cumulus@switch:~$ net show configuration ptp ptp global slaveOnly 0 priority1 255 priority2 255 domainNumber 0 logging_level 5 path_trace_enabled 0 use_syslog 1 verbose 0 summary_interval 0 time_stamping hardware gmCapable 0 swp15s0 swp15s1 ...
View PTP Status Information
To view PTP status information, run the
net show ptp parent_data_set
cumulus@switch:~$ net show ptp parent_data_set parent_data_set =============== parentPortIdentity 000200.fffe.000001-1 parentStats 0 observedParentOffsetScaledLogVariance 0xffff observedParentClockPhaseChangeRate 0x7fffffff grandmasterPriority1 127 gm.ClockClass 248 gm.ClockAccuracy 0xfe gm.OffsetScaledLogVariance 0xffff grandmasterPriority2 127 grandmasterIdentity 000200.fffe.000001
To view the additional PTP status information, including the delta in
nanoseconds from the master clock, run the
sudo pmc -u -b 0 'GET
cumulus@switch:~$ sudo pmc -u -b 0 'GET TIME_STATUS_NP' sending: GET TIME_STATUS_NP 7cfe90.fffe.f56dfc-0 seq 0 RESPONSE MANAGEMENT TIME_STATUS_NP master_offset 12610 ingress_time 1525717806521177336 cumulativeScaledRateOffset +0.000000000 scaledLastGmPhaseChange 0 gmTimeBaseIndicator 0 lastGmPhaseChange 0x0000'0000000000000000.0000 gmPresent true gmIdentity 000200.fffe.000005 000200.fffe.000005-1 seq 0 RESPONSE MANAGEMENT TIME_STATUS_NP master_offset 0 ingress_time 0 cumulativeScaledRateOffset +0.000000000 scaledLastGmPhaseChange 0 gmTimeBaseIndicator 0 lastGmPhaseChange 0x0000'0000000000000000.0000 gmPresent false gmIdentity 000200.fffe.000005 000200.fffe.000006-1 seq 0 RESPONSE MANAGEMENT TIME_STATUS_NP master_offset 5544033534 ingress_time 1525717812106811842 cumulativeScaledRateOffset +0.000000000 scaledLastGmPhaseChange 0 gmTimeBaseIndicator 0 lastGmPhaseChange 0x0000'0000000000000000.0000 gmPresent true gmIdentity 000200.fffe.000005

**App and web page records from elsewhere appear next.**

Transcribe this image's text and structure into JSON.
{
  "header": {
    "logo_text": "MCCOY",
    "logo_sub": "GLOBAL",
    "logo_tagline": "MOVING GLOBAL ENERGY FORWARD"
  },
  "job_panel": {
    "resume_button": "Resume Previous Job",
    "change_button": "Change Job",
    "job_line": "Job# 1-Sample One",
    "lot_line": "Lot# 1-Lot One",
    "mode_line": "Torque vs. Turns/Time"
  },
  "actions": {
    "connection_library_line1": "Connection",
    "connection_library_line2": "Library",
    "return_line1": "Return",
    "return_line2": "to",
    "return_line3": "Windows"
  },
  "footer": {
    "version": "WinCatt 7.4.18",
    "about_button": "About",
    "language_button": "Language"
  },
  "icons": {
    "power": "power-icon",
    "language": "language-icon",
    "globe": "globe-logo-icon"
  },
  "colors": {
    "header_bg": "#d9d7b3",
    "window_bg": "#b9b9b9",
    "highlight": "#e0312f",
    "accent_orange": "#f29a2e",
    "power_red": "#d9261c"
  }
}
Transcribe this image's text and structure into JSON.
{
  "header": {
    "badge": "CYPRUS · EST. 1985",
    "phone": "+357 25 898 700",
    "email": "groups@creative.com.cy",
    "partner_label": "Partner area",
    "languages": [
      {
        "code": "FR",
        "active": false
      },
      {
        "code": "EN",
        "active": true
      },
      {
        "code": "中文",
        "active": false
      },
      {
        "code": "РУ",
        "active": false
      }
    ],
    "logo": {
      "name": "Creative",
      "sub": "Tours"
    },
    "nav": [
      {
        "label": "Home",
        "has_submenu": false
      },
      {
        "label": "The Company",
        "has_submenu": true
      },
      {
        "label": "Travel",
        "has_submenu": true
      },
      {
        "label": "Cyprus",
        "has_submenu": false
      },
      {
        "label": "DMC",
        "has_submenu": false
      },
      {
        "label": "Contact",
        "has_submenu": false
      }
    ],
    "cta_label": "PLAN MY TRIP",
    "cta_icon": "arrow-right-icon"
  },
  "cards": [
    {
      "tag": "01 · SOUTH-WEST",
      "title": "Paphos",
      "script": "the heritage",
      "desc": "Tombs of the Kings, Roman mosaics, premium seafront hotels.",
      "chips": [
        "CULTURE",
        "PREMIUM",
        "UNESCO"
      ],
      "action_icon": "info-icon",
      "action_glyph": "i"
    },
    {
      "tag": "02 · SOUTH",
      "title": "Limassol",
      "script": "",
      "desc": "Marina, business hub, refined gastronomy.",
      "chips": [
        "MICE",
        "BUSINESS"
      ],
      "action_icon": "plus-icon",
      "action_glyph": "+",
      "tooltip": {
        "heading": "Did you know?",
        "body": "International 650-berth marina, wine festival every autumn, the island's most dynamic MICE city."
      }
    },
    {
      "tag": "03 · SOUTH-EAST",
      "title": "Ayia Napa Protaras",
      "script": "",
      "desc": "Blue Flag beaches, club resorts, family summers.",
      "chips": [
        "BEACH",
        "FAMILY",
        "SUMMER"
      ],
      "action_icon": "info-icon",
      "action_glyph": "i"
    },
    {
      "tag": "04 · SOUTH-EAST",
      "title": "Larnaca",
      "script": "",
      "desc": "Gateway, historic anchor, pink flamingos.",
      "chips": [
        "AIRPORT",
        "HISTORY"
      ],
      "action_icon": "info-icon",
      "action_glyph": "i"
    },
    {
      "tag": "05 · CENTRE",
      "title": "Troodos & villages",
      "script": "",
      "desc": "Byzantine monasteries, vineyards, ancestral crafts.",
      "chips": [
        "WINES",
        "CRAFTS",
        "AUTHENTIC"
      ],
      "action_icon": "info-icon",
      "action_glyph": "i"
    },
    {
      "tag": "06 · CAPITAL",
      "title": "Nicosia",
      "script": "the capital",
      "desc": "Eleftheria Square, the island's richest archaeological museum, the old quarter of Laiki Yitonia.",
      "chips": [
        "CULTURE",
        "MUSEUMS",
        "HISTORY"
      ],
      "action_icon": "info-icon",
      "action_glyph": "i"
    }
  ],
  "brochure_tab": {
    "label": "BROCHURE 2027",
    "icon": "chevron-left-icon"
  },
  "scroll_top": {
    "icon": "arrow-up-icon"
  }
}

Delete PTP Boundary Clock Configuration
To delete PTP configuration, delete the PTP master and slave interfaces.
The following example commands delete the PTP interfaces
cumulus@switch:~$ net del ptp interface swp3s0 cumulus@switch:~$ net del ptp interface swp3s1 cumulus@switch:~$ net del ptp interface swp3s2 cumulus@switch:~$ net pending cumulus@switch:~$ net commit
Use NTP in a DHCP Environment
If you use DHCP and want to specify your NTP servers, you must specify an alternate configuration file for NTP.
Before you create the file, ensure that the DHCP-generated configuration
file exists. In Cumulus Linux 3.6.1 and later (which uses NTP 1:4.2.8),
the DHCP-generated file is named
/run/ntp.conf.dhcp while in Cumulus
Linux 3.6.0 and earlier (which uses NTP 1:4.2.6) the file is named
/var/lib/ntp/ntp.conf.dhcp. This file is generated by the
/etc/dhcp/dhclient-exit-hooks.d/ntp script and is a copy of the
/etc/ntp.conf with a modified server list from the DHCP
server. If this file does not exist and you plan on using DHCP in the
future, you can copy your current
/etc/ntp.conf file to the location
of the DHCP file.
To use an alternate configuration file that persists across upgrades of
Cumulus Linux, create a
systemd unit override file called
/etc/systemd/system/ntp.service.d/config.conf and add the following
cumulus@switch:~$ sudo echo ' [Service] ExecStart= ExecStart=/usr/sbin/ntpd -n -u ntp:ntp -g -c /run/ntp.conf.dhcp ' > ~/over sudo mkdir -p /etc/systemd/system/ntp.service.d sudo mv ~/over /etc/systemd/system/ntp.service.d/dhcp.conf sudo chown root:root /etc/systemd/system/ntp.service.d/dhcp.conf
To validate that your configuration, run these commands:
cumulus@switch:~$ sudo systemctl daemon-reload cumulus@switch:~$ sudo systemctl restart ntp cumulus@switch:~$ sudo systemctl status -n0 ntp.service
If the state is not Active, or the alternate configuration file does
not appear in the
ntp command line (for example, see below), it is likely that a mistake was made. Correct the mistake and rerun the three commands above to verify.
cumulus@switch:~$ /usr/sbin/ntpd -n -u ntp:ntp -g -c /run/ntp.conf.dhcp
With this unit file override present, changing NTP settings using NCLU do not take effect until the DHCP script regenerates the alternate NTP configuration file.
System Clock and NCLU Commands
If you provision a new switch without setting the system clock (manually
or with NTP or PTP), the NCLU
net commit command fails when the system
clock is earlier than the modification date of configuration files. Make
sure to set the system clock on the switch.